Web page and app entries:
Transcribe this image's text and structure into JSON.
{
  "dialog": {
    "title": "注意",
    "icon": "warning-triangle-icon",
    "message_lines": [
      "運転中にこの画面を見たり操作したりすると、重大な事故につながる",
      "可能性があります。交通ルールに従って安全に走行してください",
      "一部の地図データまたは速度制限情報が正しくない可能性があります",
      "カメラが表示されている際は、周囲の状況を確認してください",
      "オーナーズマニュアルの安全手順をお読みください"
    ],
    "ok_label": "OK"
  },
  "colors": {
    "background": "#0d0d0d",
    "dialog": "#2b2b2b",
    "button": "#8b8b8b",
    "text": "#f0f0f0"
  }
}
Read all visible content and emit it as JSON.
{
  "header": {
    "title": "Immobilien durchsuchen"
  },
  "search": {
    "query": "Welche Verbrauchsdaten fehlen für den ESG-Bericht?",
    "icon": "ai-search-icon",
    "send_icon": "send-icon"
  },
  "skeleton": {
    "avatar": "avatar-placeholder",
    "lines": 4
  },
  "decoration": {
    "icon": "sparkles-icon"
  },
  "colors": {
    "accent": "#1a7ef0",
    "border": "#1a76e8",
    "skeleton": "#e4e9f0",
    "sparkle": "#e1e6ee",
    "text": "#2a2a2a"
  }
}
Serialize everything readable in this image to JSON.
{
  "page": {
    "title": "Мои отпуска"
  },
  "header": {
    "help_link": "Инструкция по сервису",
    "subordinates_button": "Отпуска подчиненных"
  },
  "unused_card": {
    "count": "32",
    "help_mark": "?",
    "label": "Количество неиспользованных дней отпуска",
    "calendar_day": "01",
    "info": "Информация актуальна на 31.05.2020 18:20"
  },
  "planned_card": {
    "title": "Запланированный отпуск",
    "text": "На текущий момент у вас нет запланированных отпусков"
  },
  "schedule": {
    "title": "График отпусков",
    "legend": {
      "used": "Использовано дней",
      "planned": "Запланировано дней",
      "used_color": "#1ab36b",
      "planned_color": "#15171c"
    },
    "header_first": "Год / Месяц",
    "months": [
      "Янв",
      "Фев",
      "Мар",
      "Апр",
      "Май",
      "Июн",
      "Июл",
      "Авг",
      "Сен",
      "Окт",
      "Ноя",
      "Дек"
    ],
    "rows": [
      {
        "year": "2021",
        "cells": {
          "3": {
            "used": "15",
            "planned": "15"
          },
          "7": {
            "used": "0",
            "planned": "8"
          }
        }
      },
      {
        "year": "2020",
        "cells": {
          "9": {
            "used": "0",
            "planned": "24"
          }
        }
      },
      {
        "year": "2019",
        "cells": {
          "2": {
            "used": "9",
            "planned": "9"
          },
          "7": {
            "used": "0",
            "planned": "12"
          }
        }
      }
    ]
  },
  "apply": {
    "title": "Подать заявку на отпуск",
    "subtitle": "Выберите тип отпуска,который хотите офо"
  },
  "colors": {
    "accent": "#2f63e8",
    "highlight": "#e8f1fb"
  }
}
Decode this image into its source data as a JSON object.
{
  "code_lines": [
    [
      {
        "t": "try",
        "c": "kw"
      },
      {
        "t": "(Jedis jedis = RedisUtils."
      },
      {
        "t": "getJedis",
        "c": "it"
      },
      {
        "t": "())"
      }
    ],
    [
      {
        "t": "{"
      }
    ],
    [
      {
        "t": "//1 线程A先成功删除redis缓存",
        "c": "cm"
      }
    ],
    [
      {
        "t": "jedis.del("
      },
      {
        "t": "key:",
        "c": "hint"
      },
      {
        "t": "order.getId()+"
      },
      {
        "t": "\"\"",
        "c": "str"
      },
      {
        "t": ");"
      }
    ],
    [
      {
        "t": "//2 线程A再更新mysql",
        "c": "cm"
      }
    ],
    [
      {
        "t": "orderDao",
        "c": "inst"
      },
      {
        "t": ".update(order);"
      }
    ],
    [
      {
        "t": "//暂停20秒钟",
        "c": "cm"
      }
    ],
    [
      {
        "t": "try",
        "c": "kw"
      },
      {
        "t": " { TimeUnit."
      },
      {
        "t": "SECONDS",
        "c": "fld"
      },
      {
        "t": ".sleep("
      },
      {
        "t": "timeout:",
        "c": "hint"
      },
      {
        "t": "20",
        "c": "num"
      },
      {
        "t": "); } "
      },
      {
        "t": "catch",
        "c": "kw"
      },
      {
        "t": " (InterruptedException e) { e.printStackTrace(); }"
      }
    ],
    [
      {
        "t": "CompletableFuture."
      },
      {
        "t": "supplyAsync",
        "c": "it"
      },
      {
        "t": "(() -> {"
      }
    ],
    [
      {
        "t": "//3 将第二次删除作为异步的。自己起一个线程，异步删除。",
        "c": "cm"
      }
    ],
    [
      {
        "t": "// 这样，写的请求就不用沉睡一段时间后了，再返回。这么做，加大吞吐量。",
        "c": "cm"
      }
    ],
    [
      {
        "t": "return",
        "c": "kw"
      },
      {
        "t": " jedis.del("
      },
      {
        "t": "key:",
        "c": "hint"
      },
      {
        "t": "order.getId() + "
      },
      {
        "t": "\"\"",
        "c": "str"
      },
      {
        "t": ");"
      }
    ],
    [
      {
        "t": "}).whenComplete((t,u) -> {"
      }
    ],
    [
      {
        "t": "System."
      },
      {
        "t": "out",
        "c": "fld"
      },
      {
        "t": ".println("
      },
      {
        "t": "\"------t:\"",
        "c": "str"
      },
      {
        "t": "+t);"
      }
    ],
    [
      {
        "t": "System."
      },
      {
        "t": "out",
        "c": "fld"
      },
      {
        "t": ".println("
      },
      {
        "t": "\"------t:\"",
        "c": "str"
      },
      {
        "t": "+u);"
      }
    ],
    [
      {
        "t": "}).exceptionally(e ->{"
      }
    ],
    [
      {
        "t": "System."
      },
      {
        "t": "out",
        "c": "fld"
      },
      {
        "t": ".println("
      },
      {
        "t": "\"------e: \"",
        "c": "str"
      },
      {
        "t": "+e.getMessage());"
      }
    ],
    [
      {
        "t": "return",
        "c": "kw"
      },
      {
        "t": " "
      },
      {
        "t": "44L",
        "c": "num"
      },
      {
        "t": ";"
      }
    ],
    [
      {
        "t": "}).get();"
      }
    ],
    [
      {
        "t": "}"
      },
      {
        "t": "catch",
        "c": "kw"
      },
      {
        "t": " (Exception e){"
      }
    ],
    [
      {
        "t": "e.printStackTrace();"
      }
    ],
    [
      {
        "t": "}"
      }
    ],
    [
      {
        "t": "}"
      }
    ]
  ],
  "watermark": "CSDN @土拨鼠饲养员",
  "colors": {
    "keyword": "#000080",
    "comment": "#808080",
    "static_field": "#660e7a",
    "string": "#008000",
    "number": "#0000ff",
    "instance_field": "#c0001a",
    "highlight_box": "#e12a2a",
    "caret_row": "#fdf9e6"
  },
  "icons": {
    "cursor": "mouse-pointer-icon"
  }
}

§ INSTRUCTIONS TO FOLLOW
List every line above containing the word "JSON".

§ TASK RESULT
Transcribe this image's text and structure into JSON.
Read all visible content and emit it as JSON.
Serialize everything readable in this image to JSON.
Decode this image into its source data as a JSON object.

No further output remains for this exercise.